CATEGORIES

AUTHORS

Poetry and Social Change

Poetry and Social Change

by Richa Gupta

 

One day, a friend asked me why I like poetry so much. Because, in her opinion, poetry was just “describing nature and emotions… and using words people don’t really know and phrases people can never understand”. I was taken aback, and wanted to see how many people shared a similar view. Quite a few did. And then another friend of mine told me that poetry was only “a way for introverts to communicate with the world, since they’re too shy to shout it out. Oh, and a way to rhyme words or use words that make the rest of population feel dumber”.

I felt like yelling out: poetry is so much more! After all, poetry doesn’t solely have a literary dimension; it has a religious one, a social one, a cultural one. An often neglected aspect of poetry is the power it can have in initiating social change, or in raising awareness about different issues people would otherwise remain oblivious to. One example can be seen in the 2015 Human Rights Poetry Award, organized by the Universal Human Rights Student Network (UHRSN).  The theme was: Refugees and their message to Europe. Once I heard about the competition and its seemingly inaccessible theme, I could only look forward to the results, and to reading the winning poems. I was incredibly excited to find out how people would conflate poetry with human rights, and to see how they would connect beautiful language to social change.
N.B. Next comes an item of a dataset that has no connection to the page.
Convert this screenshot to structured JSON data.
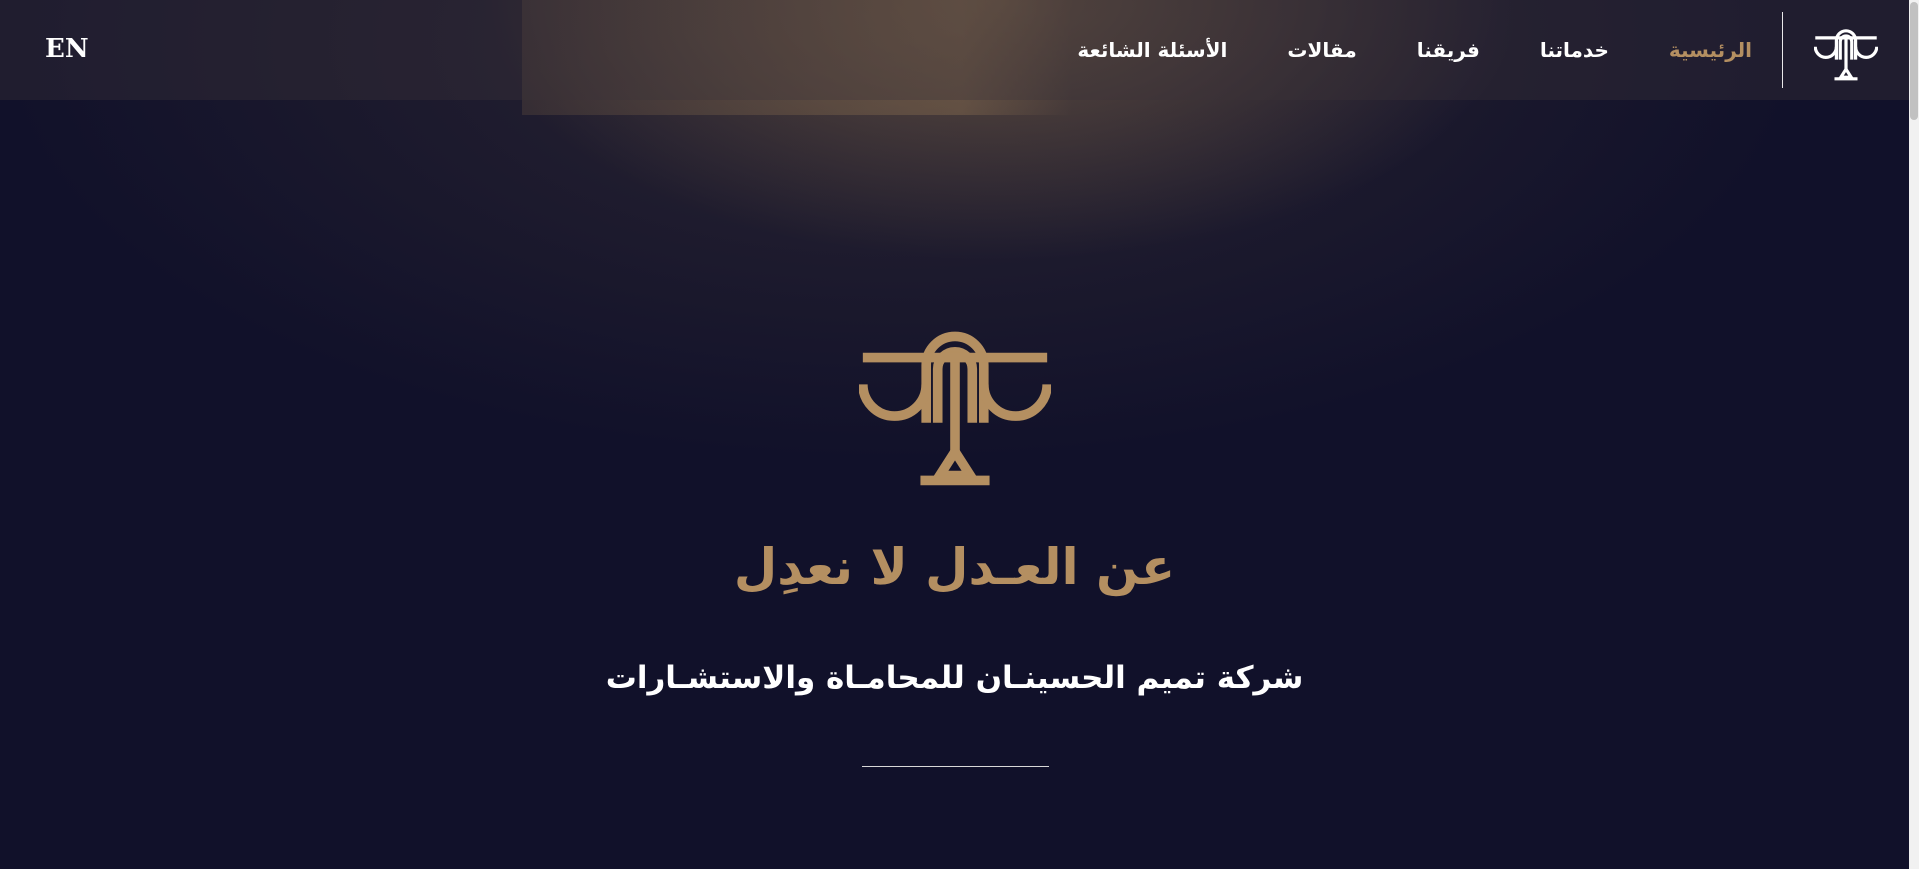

My long wait was rewarded. The shortlisted poems were so powerful, so poignant, that I spent an entire day just inhaling word after word, emotion after emotion. There was one poem by Marion Osieyo, called “The Crossing”, which told me about the pain refugees go through, and about the agonizing anxiety of separation. It started off like this:

He heard stories about people,
in capsized boats,
swallowing small cups of salty water and
‘father, help us’
on their tongues.

I was amazed by the strong imagery these few lines evoked. Simple language, yet containing a wealth of meaning. There was another poem about Aylan Kurdi, a three-year-old Syrian boy who drowned in the Mediterranean Sea. The photograph of that little, innocent boy lying motionless on the shore upset me; but the poem I read, “For Aylan” (by Laura Taylor), did much more. While the photograph left me with a dull ache, the poem left me with a sharp pain. Here’s how the first verse goes:

I just wanted you to know
your lovely bones have not been wasted,
that your tiny little body in a picture on a beach
made the world sit up and notice that you’re there

This 2015 poetry competition also gave me a glimpse into the lives and aspirations of refugees. The poem “I am here, Europe!” by Sowjeya Joseph let me know about the myriad of hopes and dreams that trail behind the worries and sorrows of refugees. Written in incredibly and wonderfully accessible language, the poem emanates individuality, goals, and hopes for the future. No, refugees do not step into a new region taunted by only fear and trepidation; rather, they see it as a golden opportunity to assimilate themselves into society, as a chance to get back what adversity had stolen from them. As written by Sowjeya Joseph,

I am here, Europe!

I have nothing left,
no home,
no belongings,
not even a picture of me

but I have hope
to find peace, acceptance and a little happiness.

Many years ago, my grandfather—an avid reader of poetry himself—sent me a poem written by a young, African boy. It was a short poem, built of small words and peppered with passion, drowned by a will to make a change, to have the grievances of his culture brought to the notice of the world. It was even nominated as the Best Poem of 2005. His poem made me realize the sheer power of poetry in initiating social change, in bringing oppressed voices to light, and in raising awareness. Here’s the poem written by the young boy:

When I born, I black
When I grow up, I black
When I go in Sun, I black
When I scared, I black
When I sick, I black
And when I die, I still black

And you white fellow
When you born, you pink
When you grow up, you white
When you go in sun, you red
When you cold, you blue
When you scared, you yellow
When you sick, you green
And when you die, you gray

And you calling me colored?


And so, as we can see… poetry isn’t about using words half the populace will never comprehend or describing ideas and emotions no one can relate to. It’s about bringing people together and appealing to the humanity inherent in each and every one of us.


In Defense of Becky with the Good Hair: Why the Trope of the Homewrecker is Sexist

In Defense of Becky with the Good Hair: Why the Trope of the Homewrecker is Sexist

Why One of the Most Historic American Elections is Portrayed as a Joke

Why One of the Most Historic American Elections is Portrayed as a Joke

0